Volume 80, Number 26 | November 25 - December 1, 2010
West and East Village, Chelsea, Soho, Noho, Little Italy, Chinatown and Lower East Side, Since 1933
Correcting some misperceptions post-St. Vincent’s
By Christine C. Quinn, Jerrold Nadler, Thomas K. Duane and Richard N. Gottfried
As we move forward in the aftermath of the tragic loss of our community hospital, we — the many friends, advocates and supporters of St. Vincent’s — must work together to take all of the positive steps we can to restore emergency and acute-care services to our community. Having all the ammunition we need in this battle is essential. Therefore, documenting the specifics of what services we need with a community health assessment is critical to this mission.
We believe our community needs an acute-care facility and emergency room. But it will take hard facts to convince a potential hospital operator to invest the necessary hundreds of millions of dollars to finance a new facility, and no one else is going to gather this key data. Therefore, we, as a community, must undertake this process ourselves and work together to compile that information.
Opening a hospital takes more than knowing in our hearts that it is needed and demanding it fervently. It also takes reliable data to document to others that the facility is necessary and will be viable. That’s precisely what we’re trying to do, with the support and participation of a long list of community members, community organizations, healthcare workers and other advocates.
In our efforts to move forward in meeting the health needs of the community, we would like to correct some misconceptions that we have recently heard.
First of all, the assessment is about guiding future healthcare planning efforts and its scope is being driven by a broad coalition of community stakeholders, not by any private parties or special interests.
Additionally, North Shore-L.I.J. has already begun development of its urgent-care center and that center will move forward regardless of the community needs assessment already underway.
We would also like to clarify that while the New York State Commission on Health Care Facilities in the 21st Century (the “Berger Commission”) did identify several hospitals and nursing homes as unnecessary and forced mergers and closings, it did not state in the affirmative that every other facility was needed.
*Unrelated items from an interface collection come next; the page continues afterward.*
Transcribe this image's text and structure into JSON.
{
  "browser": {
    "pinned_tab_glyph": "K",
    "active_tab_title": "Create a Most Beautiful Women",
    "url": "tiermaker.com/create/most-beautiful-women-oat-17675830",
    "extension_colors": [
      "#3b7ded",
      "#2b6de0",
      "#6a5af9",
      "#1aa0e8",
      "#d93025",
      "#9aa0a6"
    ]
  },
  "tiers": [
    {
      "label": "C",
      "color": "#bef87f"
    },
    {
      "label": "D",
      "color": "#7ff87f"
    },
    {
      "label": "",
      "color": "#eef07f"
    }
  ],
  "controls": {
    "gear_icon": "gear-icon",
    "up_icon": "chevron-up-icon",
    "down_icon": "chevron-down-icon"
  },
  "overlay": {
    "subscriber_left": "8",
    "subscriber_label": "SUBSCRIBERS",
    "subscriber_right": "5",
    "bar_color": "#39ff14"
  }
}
In a July 15, 2010, letter to Community Board 2, David Sandman, the executive director of the Berger Commission, stated, “The Commission made no specific recommendation or findings regarding St. Vincent’s Hospital Manhattan — Greenwich Village Campus.”
While Section 2806 of the New York State Public Health Law does require the Health commissioner to make certain findings before closing a hospital, that section only applies if the commissioner, not a hospital’s board, is going to force a hospital to shut down. It has nothing to do with the St. Vincent’s situation. The board of St. Vincent’s decided to close the hospital in no small part because of its overall debt of more than $1 billion, much of which is owed to TD Bank and GE Capital. It is true that a Health Department regulation does require that while a hospital is shutting down, it must care for its patients as it arranges for them to be moved elsewhere.
Unfortunately, we cannot rely on city zoning to force a hospital to re-emerge. Nowhere in the city’s Zoning Resolution does it allow for a local government to force a property owner to use a piece of land for one specific purpose — especially when the land is currently controlled by the federal bankruptcy court. That is the reality of the situation.
And, also unfortunately, neither the federal funds received by the Lower Manhattan Development Corporation for rebuilding and revitalizing Downtown post-9/11, nor the federal healthcare grants previously allocated to St. Vincent’s can be used to reopen a hospital. In fact, only after we have the pieces in place for a viable hospital will federal funds — such as mortgage insurance and healthcare grants — be available. By conducting an assessment, and clearly establishing a strong foundation for a hospital, we can and will attract a new sponsor and generate crucial city, state and federal government support.
The bottom line is: There is no magic bullet that’s going to get us a hospital immediately. It will take a lot of hard work to get the decisions made and the financing raised. No one is happy with this situation. In fact, we are all angry and devastated by this tragedy. However, we are taking the needed steps to make our healthcare whole again. Getting good, solid data to prove the case is an essential part of the job. So, too, are demonstrations, letter writing, community building and other advocacy, creativity and strategic thinking and planning. No one tactic is exclusive. All are necessary. We must and we will work together to regain a hospital and, in the meantime, maintain and expand high-quality accessible healthcare for all, regardless of ability to pay.
Quinn is speaker, New York City Council; Nadler is congressmember for the Eighth District; Duane is state senator for the 29th District; Gottfried is assemblymember for the 75th District.